A cure for HIV would be tremendously valuable. Approximately 37 million people worldwide are HIV-positive and 15 million are currently on antiretroviral therapy. Until recently it was assumed that this therapy would be the extent of HIV treatment and that those with access to it would need to take their drugs for life. But what once seemed impossible is now in early phase clinical trials: interventions designed to completely eradicate HIV from the immune system.
Excitement surrounding these “HIV cure” studies is tempered by ethical concern. They require participants to come off their antiretroviral therapy and undergo highly risky interventions using gene transfers or stem cell therapy. These are currently proof of concept studies—no one expects the participants to be cured. Their purpose is to provide essential information about safety and pharmacokinetics, but in doing so they expose participants to high risks with little prospect of direct benefit.
If we could be confident that participants understood their trials’ true risk-benefit ratio, these high risks might be less troubling. But such confidence would be misplaced. Decades of data show poor comprehension of risk among participants in clinical trials. The fact that HIV is still a stigmatized condition amplifies this concern. Potential participants may be desperate to be rid of their disease and so downplay the risks and exaggerate the potential benefits. Understandably, HIV cure researchers and research ethics committees are worried. What should they do with a patient-participant who wants to come off his medication and receive a high-risk experimental intervention because he thinks that he’ll be “the one” who is cured?
Informed consent is generally thought to be one key protection for participants enrolled in risky studies. The standard view of informed consent says that valid consent requires the person giving consent to understand the risks and benefits of study participation. According to this view, someone who seriously misunderstands the study’s true risk-benefit ratio can be excluded on the grounds that he has not given valid consent to study participation.
In a recent paper, part of a special collection on HIV cure research in the Journal of Medical Ethics, we analyze a range of concerns about informed consent for HIV cure trials.
Against the standard view on understanding, we argue that it is not necessary to understand risks in order to give valid consent. In fact, if you take this widely accepted view seriously, you end up committed to the conclusion that it is never possible to give valid consent to medical research participation. Such a view would be absurd.
If understanding all the risks is not necessary for valid informed consent, does that mean that researchers and research ethics committees should be unconcerned about whether the people enrolling in HIV cure studies understand? Not at all. This case illuminates a further function of the informed consent process that explains, without absurdity, why understanding matters.

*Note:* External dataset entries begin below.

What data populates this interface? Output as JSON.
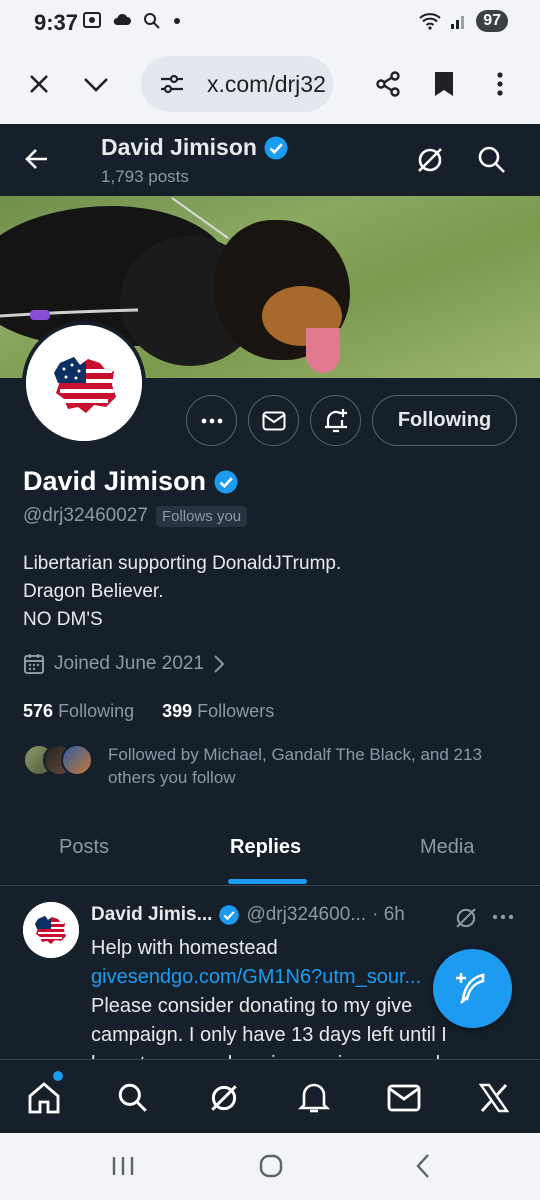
{
  "status_bar": {
    "time": "9:37",
    "battery": "97"
  },
  "browser": {
    "url": "x.com/drj32"
  },
  "profile_header": {
    "name": "David Jimison",
    "posts": "1,793 posts"
  },
  "profile": {
    "name": "David Jimison",
    "handle": "@drj32460027",
    "follows_you": "Follows you",
    "bio_lines": [
      "Libertarian supporting DonaldJTrump.",
      "Dragon Believer.",
      "NO DM'S"
    ],
    "joined": "Joined June 2021",
    "following_count": "576",
    "following_label": "Following",
    "followers_count": "399",
    "followers_label": "Followers",
    "followed_by": "Followed by Michael, Gandalf The Black, and 213 others you follow",
    "follow_button": "Following"
  },
  "tabs": [
    "Posts",
    "Replies",
    "Media"
  ],
  "active_tab": "Replies",
  "tweet": {
    "name": "David Jimis...",
    "handle": "@drj324600...",
    "time": "· 6h",
    "line1": "Help with homestead",
    "link": "givesendgo.com/GM1N6?utm_sour...",
    "line2": "Please consider donating to my give",
    "line3": "campaign. I only have 13 days left until I",
    "line4": "have to secure housing or give up my dogs"
  },
  "colors": {
    "background": "#15202b",
    "accent": "#1d9bf0",
    "muted": "#8b98a5"
  }
}
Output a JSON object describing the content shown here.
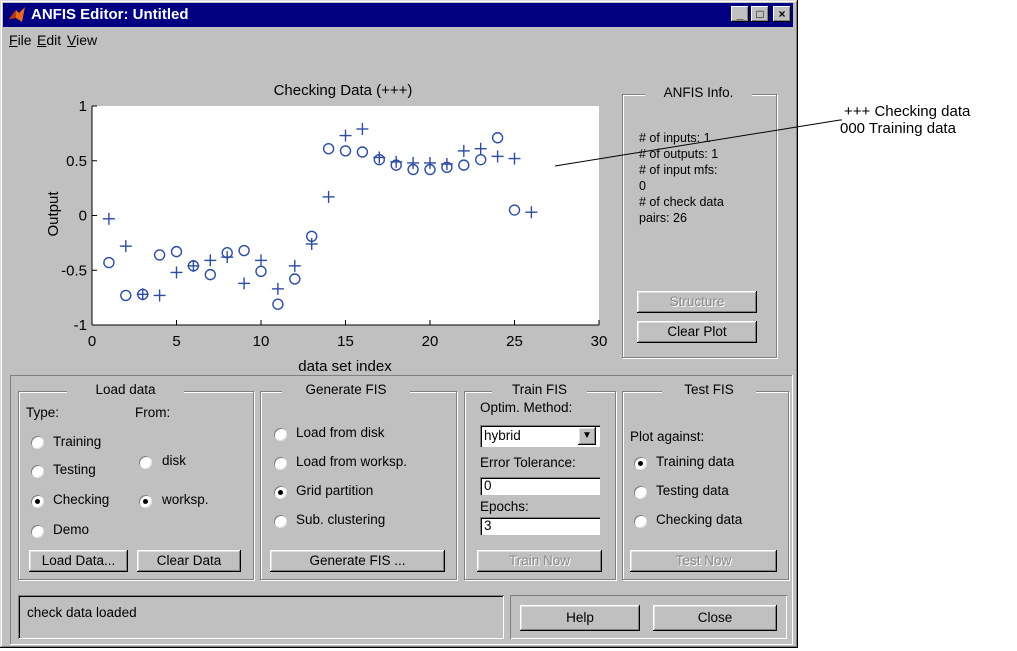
{
  "window": {
    "title": "ANFIS Editor: Untitled",
    "controls": [
      "_",
      "□",
      "×"
    ]
  },
  "menu": {
    "items": [
      "File",
      "Edit",
      "View"
    ]
  },
  "chart_data": {
    "type": "scatter",
    "title": "Checking Data (+++)",
    "xlabel": "data set index",
    "ylabel": "Output",
    "xlim": [
      0,
      30
    ],
    "ylim": [
      -1,
      1
    ],
    "xticks": [
      "0",
      "5",
      "10",
      "15",
      "20",
      "25",
      "30"
    ],
    "yticks": [
      "1",
      "0.5",
      "0",
      "-0.5",
      "-1"
    ],
    "series": [
      {
        "marker": "o",
        "x": [
          1,
          2,
          3,
          4,
          5,
          6,
          7,
          8,
          9,
          10,
          11,
          12,
          13,
          14,
          15,
          16,
          17,
          18,
          19,
          20,
          21,
          22,
          23,
          24,
          25
        ],
        "y": [
          -0.43,
          -0.73,
          -0.72,
          -0.36,
          -0.33,
          -0.46,
          -0.54,
          -0.34,
          -0.32,
          -0.51,
          -0.81,
          -0.58,
          -0.19,
          0.61,
          0.59,
          0.58,
          0.51,
          0.46,
          0.42,
          0.42,
          0.44,
          0.46,
          0.51,
          0.71,
          0.05
        ]
      },
      {
        "marker": "+",
        "x": [
          1,
          2,
          3,
          4,
          5,
          6,
          7,
          8,
          9,
          10,
          11,
          12,
          13,
          14,
          15,
          16,
          17,
          18,
          19,
          20,
          21,
          22,
          23,
          24,
          25,
          26
        ],
        "y": [
          -0.03,
          -0.28,
          -0.72,
          -0.73,
          -0.52,
          -0.46,
          -0.41,
          -0.38,
          -0.62,
          -0.41,
          -0.67,
          -0.46,
          -0.26,
          0.17,
          0.73,
          0.79,
          0.53,
          0.49,
          0.48,
          0.48,
          0.47,
          0.59,
          0.61,
          0.54,
          0.52,
          0.03
        ]
      }
    ],
    "grid": false
  },
  "legend": {
    "checking": "+++ Checking data",
    "training": "000 Training data"
  },
  "anfis_info": {
    "title": "ANFIS Info.",
    "lines": [
      "# of inputs: 1",
      "# of outputs: 1",
      "# of input mfs:",
      "0",
      "# of check data",
      "pairs: 26"
    ],
    "structure_btn": "Structure",
    "clear_plot_btn": "Clear Plot"
  },
  "load_data": {
    "title": "Load data",
    "type_label": "Type:",
    "from_label": "From:",
    "types": [
      "Training",
      "Testing",
      "Checking",
      "Demo"
    ],
    "selected_type": "Checking",
    "from_options": [
      "disk",
      "worksp."
    ],
    "selected_from": "worksp.",
    "load_btn": "Load Data...",
    "clear_btn": "Clear Data"
  },
  "generate_fis": {
    "title": "Generate FIS",
    "options": [
      "Load from disk",
      "Load from worksp.",
      "Grid partition",
      "Sub. clustering"
    ],
    "selected": "Grid partition",
    "btn": "Generate FIS ..."
  },
  "train_fis": {
    "title": "Train FIS",
    "method_label": "Optim. Method:",
    "method_value": "hybrid",
    "tol_label": "Error Tolerance:",
    "tol_value": "0",
    "epochs_label": "Epochs:",
    "epochs_value": "3",
    "btn": "Train Now"
  },
  "test_fis": {
    "title": "Test FIS",
    "plot_label": "Plot against:",
    "options": [
      "Training data",
      "Testing data",
      "Checking data"
    ],
    "selected": "Training data",
    "btn": "Test Now"
  },
  "status": {
    "text": "check data loaded"
  },
  "footer": {
    "help_btn": "Help",
    "close_btn": "Close"
  }
}
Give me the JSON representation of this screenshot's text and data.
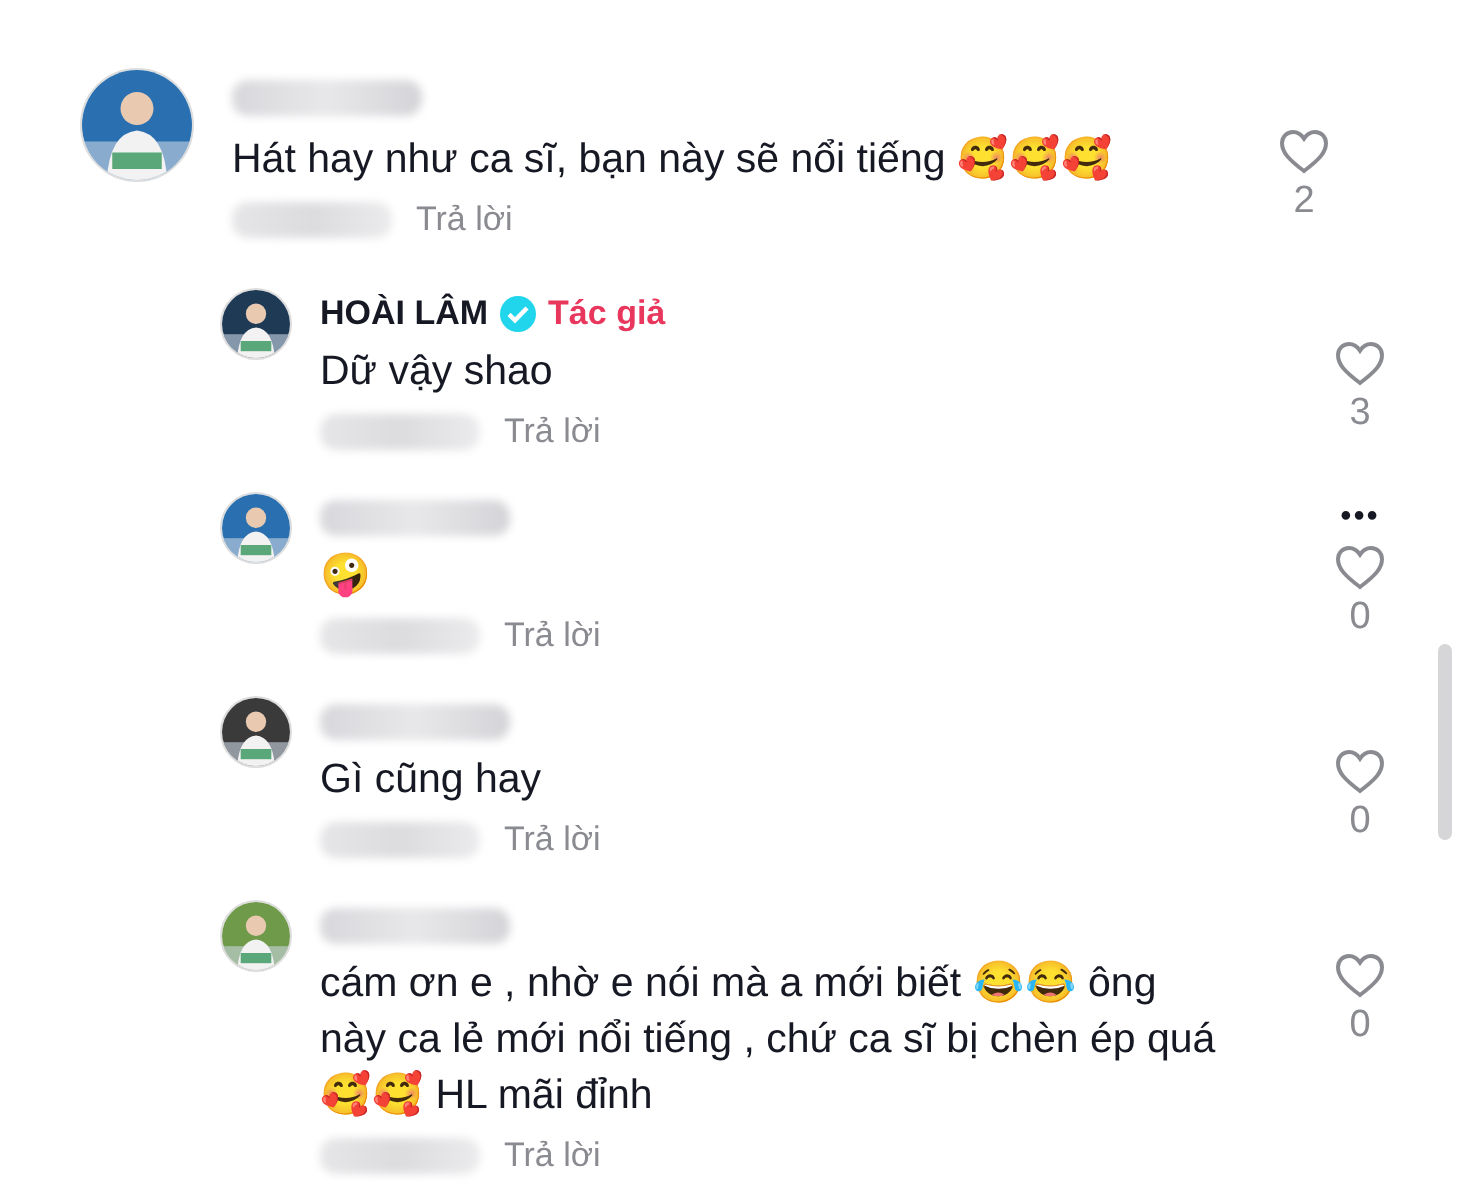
{
  "comments": [
    {
      "reply": false,
      "verified": false,
      "text": "Hát hay như ca sĩ, bạn này sẽ nổi tiếng 🥰🥰🥰",
      "reply_label": "Trả lời",
      "likes": "2"
    },
    {
      "reply": true,
      "author": "HOÀI LÂM",
      "verified": true,
      "badge": "Tác giả",
      "text": "Dữ vậy shao",
      "reply_label": "Trả lời",
      "likes": "3"
    },
    {
      "reply": true,
      "verified": false,
      "text": "🤪",
      "reply_label": "Trả lời",
      "likes": "0",
      "more": "•••"
    },
    {
      "reply": true,
      "verified": false,
      "text": "Gì cũng hay",
      "reply_label": "Trả lời",
      "likes": "0"
    },
    {
      "reply": true,
      "verified": false,
      "text": "cám ơn e , nhờ e nói mà a mới biết 😂😂 ông này ca lẻ mới nổi tiếng , chứ ca sĩ bị chèn ép quá 🥰🥰 HL mãi đỉnh",
      "reply_label": "Trả lời",
      "likes": "0"
    }
  ]
}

The primary goal of the process is to obtain valid consent. This is an ethical requirement of most studies, and proceeding without it often involves serious rights violations. But there’s an important secondary goal. In disclosing information clearly and carefully and in discussing the study with participants, we aim to facilitate good decision-making—helping participants make decisions that are consistent with and promote their values and preferences. Good decision-making is an ethical aspiration. While we cannot force a competent adult to do what she should, we know that she is more likely to make a good decision about study enrolment if she understands the information that is relevant to that decision. We respect autonomy by getting valid consent; we enhance autonomy by helping people make good decisions.
Given the unfavorable risk-benefit ratio they face, testing potential participants’ comprehension of facts like risks and benefits would be a worthwhile check on whether they are making a decision that is genuinely consistent with their values and preferences. Such checks might seem paternalistic if people do not need to understand risks in order to exercise their autonomy rights. But patients whose HIV is controlled on medication do not have a right to enroll in “cure” research, and so delaying or refusing to enroll on these grounds does not violate their rights. If a participant is seriously confused, researchers can supplement the informed consent process with an extended one-on-one discussion, retesting understanding after this intervention. This would no doubt add to the researcher’s workload. But given the low numbers of participants enrolled in early phase trials, it is unlikely to be too burdensome. The benefits to participants are worth it.